Fethullah Gülen’s movement, inspired in part by Saïd Nursî, had originally sought a middle path—which some might call opportunist—adopting the slogan of “Modernization through Islam.” According to Gülen, the cause of Turkey’s backwardness was not Islam, but rather its scientific and technological under-development. With this rhetoric, Gülen was able to build a sizable following among rural populations as well as the Anatolian petite bourgeoisie. During the days when the United States government was actively supporting Islamist movements as a bulwark against communism, Gülen was a direct beneficiary, gaining influence with the CIA-backed military coup of 1980. Unlike Necmettin Erbakan, who advocated conservative Islam as a political position, Gülen did not aim to build an Islamist party, but rather to infiltrate the apparatuses of the state in order to use them for his own ends. It was their shared rivalry with Erbakan that made Gülen an ally of Erdoğan.
Erdoğan’s rapprochement with the Muslim Brotherhood began driving the two apart, and Gülen’s ill-advised 2016 coup—perhaps a product of the messianic pretensions of a man who believed he speaks to the Prophet Mohammed in his dreams—gave the Turkish leader the excuse he needed to declare a state of exception. Since 15 July 2016, there have been over 50,000 arrests in Turkey, and nearly 200,000 public employees have been fired. Journalists, writers, and members of Kurdish parties have been put in prison. Believing himself to be encircled by internal and external enemies, Erdoğan has become determined to allow no opposition to exist within Turkey. The Turkish state must become the state of Erdoğan’s own partisans, that is, nationalists and Islamists.

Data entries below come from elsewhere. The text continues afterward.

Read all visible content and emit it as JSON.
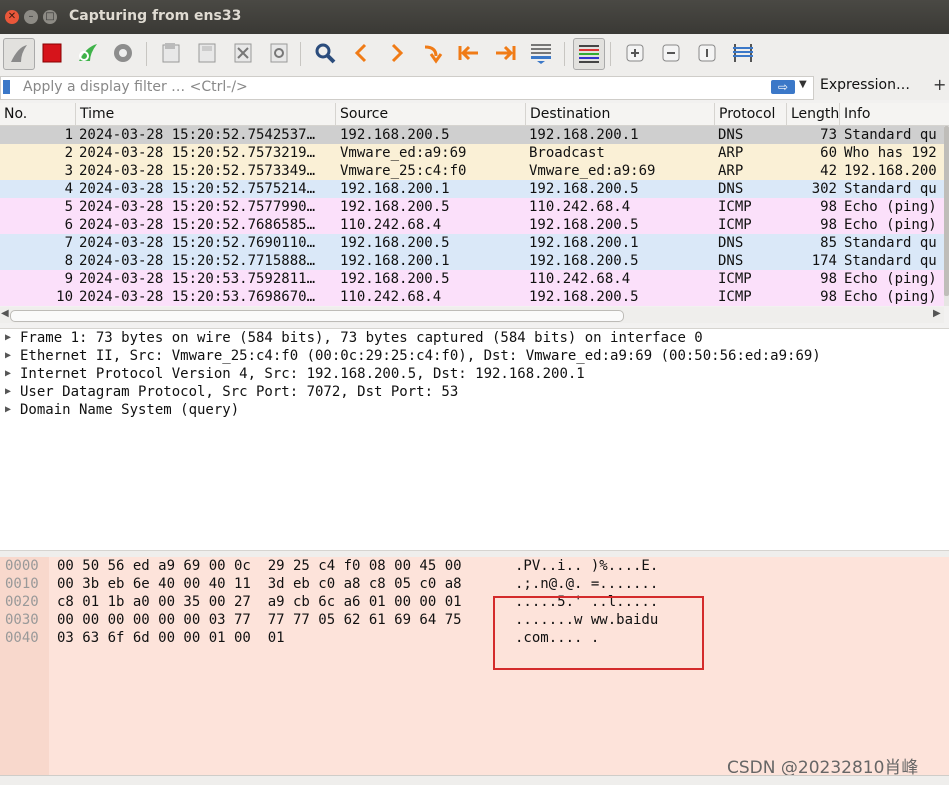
{
  "window": {
    "title": "Capturing from ens33"
  },
  "filter": {
    "placeholder": "Apply a display filter … <Ctrl-/>",
    "expression_label": "Expression…",
    "plus_label": "+"
  },
  "colors": {
    "dns_row": "#dae8f8",
    "arp_row": "#faf0d6",
    "icmp_row": "#fbe0fa",
    "selected_row": "#cfcfcf",
    "bytes_bg": "#fde3da",
    "highlight_box": "#d42b2b"
  },
  "columns": [
    "No.",
    "Time",
    "Source",
    "Destination",
    "Protocol",
    "Length",
    "Info"
  ],
  "packets": [
    {
      "no": "1",
      "time": "2024-03-28 15:20:52.7542537…",
      "source": "192.168.200.5",
      "destination": "192.168.200.1",
      "protocol": "DNS",
      "length": "73",
      "info": "Standard qu",
      "kind": "selected"
    },
    {
      "no": "2",
      "time": "2024-03-28 15:20:52.7573219…",
      "source": "Vmware_ed:a9:69",
      "destination": "Broadcast",
      "protocol": "ARP",
      "length": "60",
      "info": "Who has 192",
      "kind": "arp"
    },
    {
      "no": "3",
      "time": "2024-03-28 15:20:52.7573349…",
      "source": "Vmware_25:c4:f0",
      "destination": "Vmware_ed:a9:69",
      "protocol": "ARP",
      "length": "42",
      "info": "192.168.200",
      "kind": "arp"
    },
    {
      "no": "4",
      "time": "2024-03-28 15:20:52.7575214…",
      "source": "192.168.200.1",
      "destination": "192.168.200.5",
      "protocol": "DNS",
      "length": "302",
      "info": "Standard qu",
      "kind": "dns"
    },
    {
      "no": "5",
      "time": "2024-03-28 15:20:52.7577990…",
      "source": "192.168.200.5",
      "destination": "110.242.68.4",
      "protocol": "ICMP",
      "length": "98",
      "info": "Echo (ping)",
      "kind": "icmp"
    },
    {
      "no": "6",
      "time": "2024-03-28 15:20:52.7686585…",
      "source": "110.242.68.4",
      "destination": "192.168.200.5",
      "protocol": "ICMP",
      "length": "98",
      "info": "Echo (ping)",
      "kind": "icmp"
    },
    {
      "no": "7",
      "time": "2024-03-28 15:20:52.7690110…",
      "source": "192.168.200.5",
      "destination": "192.168.200.1",
      "protocol": "DNS",
      "length": "85",
      "info": "Standard qu",
      "kind": "dns"
    },
    {
      "no": "8",
      "time": "2024-03-28 15:20:52.7715888…",
      "source": "192.168.200.1",
      "destination": "192.168.200.5",
      "protocol": "DNS",
      "length": "174",
      "info": "Standard qu",
      "kind": "dns"
    },
    {
      "no": "9",
      "time": "2024-03-28 15:20:53.7592811…",
      "source": "192.168.200.5",
      "destination": "110.242.68.4",
      "protocol": "ICMP",
      "length": "98",
      "info": "Echo (ping)",
      "kind": "icmp"
    },
    {
      "no": "10",
      "time": "2024-03-28 15:20:53.7698670…",
      "source": "110.242.68.4",
      "destination": "192.168.200.5",
      "protocol": "ICMP",
      "length": "98",
      "info": "Echo (ping)",
      "kind": "icmp"
    }
  ],
  "details": [
    "Frame 1: 73 bytes on wire (584 bits), 73 bytes captured (584 bits) on interface 0",
    "Ethernet II, Src: Vmware_25:c4:f0 (00:0c:29:25:c4:f0), Dst: Vmware_ed:a9:69 (00:50:56:ed:a9:69)",
    "Internet Protocol Version 4, Src: 192.168.200.5, Dst: 192.168.200.1",
    "User Datagram Protocol, Src Port: 7072, Dst Port: 53",
    "Domain Name System (query)"
  ],
  "bytes": [
    {
      "offset": "0000",
      "hex": "00 50 56 ed a9 69 00 0c  29 25 c4 f0 08 00 45 00",
      "ascii": ".PV..i.. )%....E."
    },
    {
      "offset": "0010",
      "hex": "00 3b eb 6e 40 00 40 11  3d eb c0 a8 c8 05 c0 a8",
      "ascii": ".;.n@.@. =......."
    },
    {
      "offset": "0020",
      "hex": "c8 01 1b a0 00 35 00 27  a9 cb 6c a6 01 00 00 01",
      "ascii": ".....5.' ..l....."
    },
    {
      "offset": "0030",
      "hex": "00 00 00 00 00 00 03 77  77 77 05 62 61 69 64 75",
      "ascii": ".......w ww.baidu"
    },
    {
      "offset": "0040",
      "hex": "03 63 6f 6d 00 00 01 00  01",
      "ascii": ".com.... ."
    }
  ],
  "watermark": "CSDN @20232810肖峰"
}
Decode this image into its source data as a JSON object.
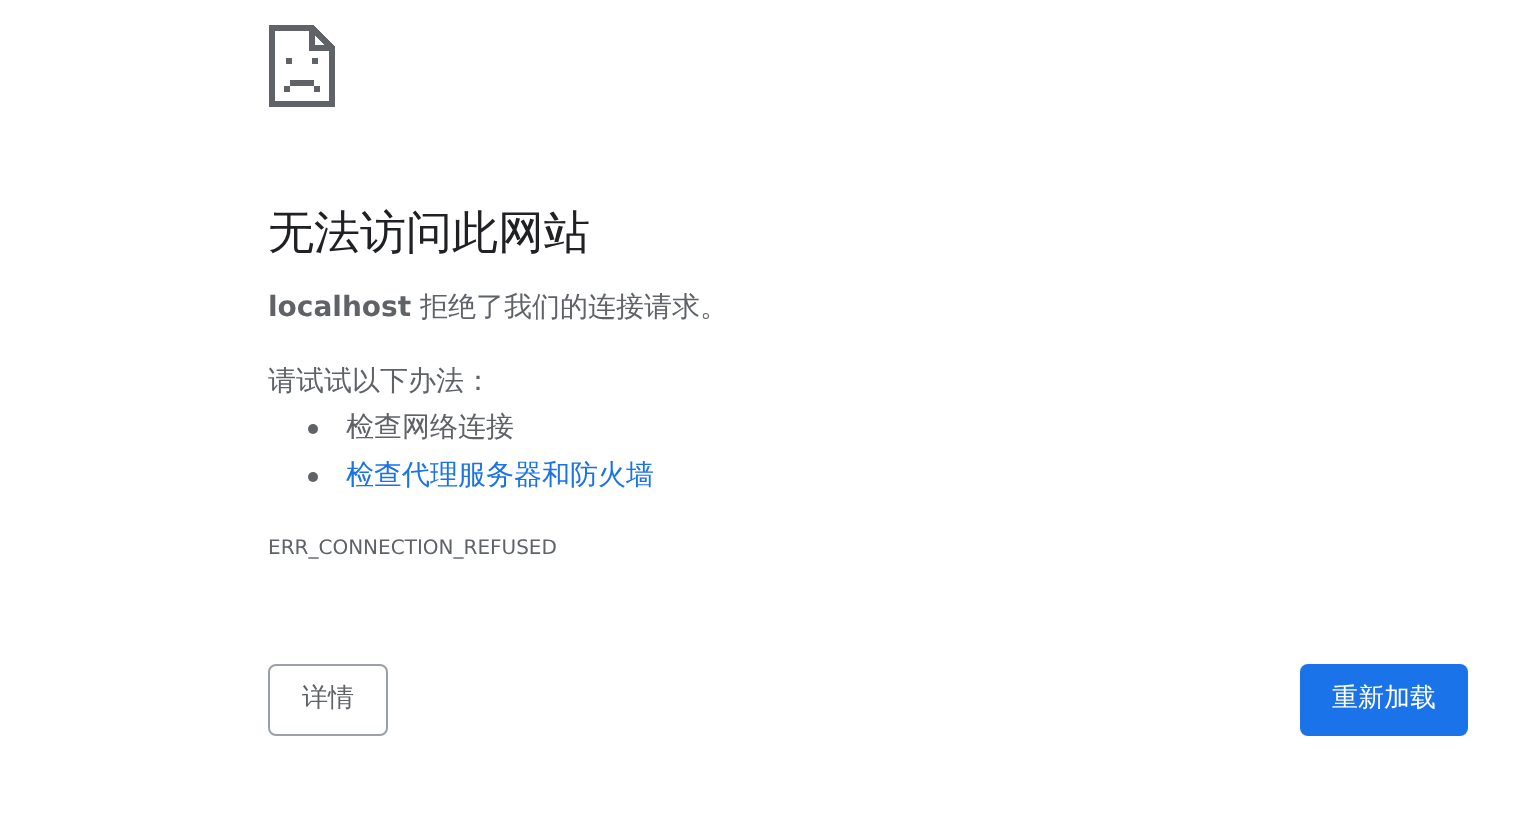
{
  "title": "无法访问此网站",
  "message": "**localhost** 拒绝了我们的连接请求。",
  "suggestions_heading": "请试试以下办法：",
  "suggestions": [
    {
      "kind": "text",
      "label": "检查网络连接"
    },
    {
      "kind": "link",
      "label": "检查代理服务器和防火墙"
    }
  ],
  "error_code": "ERR_CONNECTION_REFUSED",
  "buttons": [
    {
      "kind": "secondary",
      "label": "详情"
    },
    {
      "kind": "primary",
      "label": "重新加载"
    }
  ]
}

Erdoğan’s split personality—believing himself at once all-powerful and constantly under siege—captures Turkey’s contradictory nature as well as anything. As with so many other political projects in Turkish history, his AKP party may have once begun with liberal aims. Today, however, these hopes have gone the way of so many others in the history of the Turkish Republic.